**Work to complete:** Below are some entries. Output each one exactly as it appears.

(Records to use)

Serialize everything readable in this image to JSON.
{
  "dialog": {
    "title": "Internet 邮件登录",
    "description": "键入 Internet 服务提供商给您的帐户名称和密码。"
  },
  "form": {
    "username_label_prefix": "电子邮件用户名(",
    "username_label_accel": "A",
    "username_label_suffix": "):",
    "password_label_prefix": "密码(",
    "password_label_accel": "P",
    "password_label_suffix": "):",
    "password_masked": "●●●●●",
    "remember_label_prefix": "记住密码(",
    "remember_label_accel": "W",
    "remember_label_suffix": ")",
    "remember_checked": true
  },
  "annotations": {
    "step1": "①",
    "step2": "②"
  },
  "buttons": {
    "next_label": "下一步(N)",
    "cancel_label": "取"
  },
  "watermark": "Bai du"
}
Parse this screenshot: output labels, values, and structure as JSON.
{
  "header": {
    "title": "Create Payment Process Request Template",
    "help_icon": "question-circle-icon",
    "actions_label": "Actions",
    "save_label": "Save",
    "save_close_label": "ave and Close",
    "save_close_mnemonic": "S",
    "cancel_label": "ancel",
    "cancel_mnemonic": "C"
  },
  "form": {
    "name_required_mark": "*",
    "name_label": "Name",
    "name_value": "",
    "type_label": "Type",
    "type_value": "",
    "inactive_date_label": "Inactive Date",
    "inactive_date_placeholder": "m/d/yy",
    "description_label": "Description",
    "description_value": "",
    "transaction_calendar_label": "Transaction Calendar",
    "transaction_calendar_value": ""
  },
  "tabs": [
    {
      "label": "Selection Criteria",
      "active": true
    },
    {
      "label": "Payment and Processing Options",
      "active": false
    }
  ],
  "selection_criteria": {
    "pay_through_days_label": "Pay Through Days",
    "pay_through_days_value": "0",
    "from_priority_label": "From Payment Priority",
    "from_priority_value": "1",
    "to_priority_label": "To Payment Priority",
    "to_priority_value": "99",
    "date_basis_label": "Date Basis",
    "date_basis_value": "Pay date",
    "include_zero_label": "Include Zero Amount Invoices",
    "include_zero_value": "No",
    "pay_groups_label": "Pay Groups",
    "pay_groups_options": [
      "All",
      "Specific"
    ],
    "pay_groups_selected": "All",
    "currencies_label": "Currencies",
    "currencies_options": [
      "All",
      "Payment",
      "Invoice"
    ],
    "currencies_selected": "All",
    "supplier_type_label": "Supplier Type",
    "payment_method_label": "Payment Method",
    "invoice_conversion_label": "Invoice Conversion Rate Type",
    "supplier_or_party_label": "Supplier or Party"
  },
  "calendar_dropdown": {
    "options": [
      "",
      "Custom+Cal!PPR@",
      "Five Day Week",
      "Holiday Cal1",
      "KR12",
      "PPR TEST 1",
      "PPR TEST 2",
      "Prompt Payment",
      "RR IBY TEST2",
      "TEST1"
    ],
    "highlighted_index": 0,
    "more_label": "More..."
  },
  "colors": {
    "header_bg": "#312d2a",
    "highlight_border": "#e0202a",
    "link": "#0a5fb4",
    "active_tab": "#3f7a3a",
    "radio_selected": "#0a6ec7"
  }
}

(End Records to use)

**Solution for this exercise:**
Serialize everything readable in this image to JSON.
{
  "dialog": {
    "title": "Internet 邮件登录",
    "description": "键入 Internet 服务提供商给您的帐户名称和密码。"
  },
  "form": {
    "username_label_prefix": "电子邮件用户名(",
    "username_label_accel": "A",
    "username_label_suffix": "):",
    "password_label_prefix": "密码(",
    "password_label_accel": "P",
    "password_label_suffix": "):",
    "password_masked": "●●●●●",
    "remember_label_prefix": "记住密码(",
    "remember_label_accel": "W",
    "remember_label_suffix": ")",
    "remember_checked": true
  },
  "annotations": {
    "step1": "①",
    "step2": "②"
  },
  "buttons": {
    "next_label": "下一步(N)",
    "cancel_label": "取"
  },
  "watermark": "Bai du"
}
Parse this screenshot: output labels, values, and structure as JSON.
{
  "header": {
    "title": "Create Payment Process Request Template",
    "help_icon": "question-circle-icon",
    "actions_label": "Actions",
    "save_label": "Save",
    "save_close_label": "ave and Close",
    "save_close_mnemonic": "S",
    "cancel_label": "ancel",
    "cancel_mnemonic": "C"
  },
  "form": {
    "name_required_mark": "*",
    "name_label": "Name",
    "name_value": "",
    "type_label": "Type",
    "type_value": "",
    "inactive_date_label": "Inactive Date",
    "inactive_date_placeholder": "m/d/yy",
    "description_label": "Description",
    "description_value": "",
    "transaction_calendar_label": "Transaction Calendar",
    "transaction_calendar_value": ""
  },
  "tabs": [
    {
      "label": "Selection Criteria",
      "active": true
    },
    {
      "label": "Payment and Processing Options",
      "active": false
    }
  ],
  "selection_criteria": {
    "pay_through_days_label": "Pay Through Days",
    "pay_through_days_value": "0",
    "from_priority_label": "From Payment Priority",
    "from_priority_value": "1",
    "to_priority_label": "To Payment Priority",
    "to_priority_value": "99",
    "date_basis_label": "Date Basis",
    "date_basis_value": "Pay date",
    "include_zero_label": "Include Zero Amount Invoices",
    "include_zero_value": "No",
    "pay_groups_label": "Pay Groups",
    "pay_groups_options": [
      "All",
      "Specific"
    ],
    "pay_groups_selected": "All",
    "currencies_label": "Currencies",
    "currencies_options": [
      "All",
      "Payment",
      "Invoice"
    ],
    "currencies_selected": "All",
    "supplier_type_label": "Supplier Type",
    "payment_method_label": "Payment Method",
    "invoice_conversion_label": "Invoice Conversion Rate Type",
    "supplier_or_party_label": "Supplier or Party"
  },
  "calendar_dropdown": {
    "options": [
      "",
      "Custom+Cal!PPR@",
      "Five Day Week",
      "Holiday Cal1",
      "KR12",
      "PPR TEST 1",
      "PPR TEST 2",
      "Prompt Payment",
      "RR IBY TEST2",
      "TEST1"
    ],
    "highlighted_index": 0,
    "more_label": "More..."
  },
  "colors": {
    "header_bg": "#312d2a",
    "highlight_border": "#e0202a",
    "link": "#0a5fb4",
    "active_tab": "#3f7a3a",
    "radio_selected": "#0a6ec7"
  }
}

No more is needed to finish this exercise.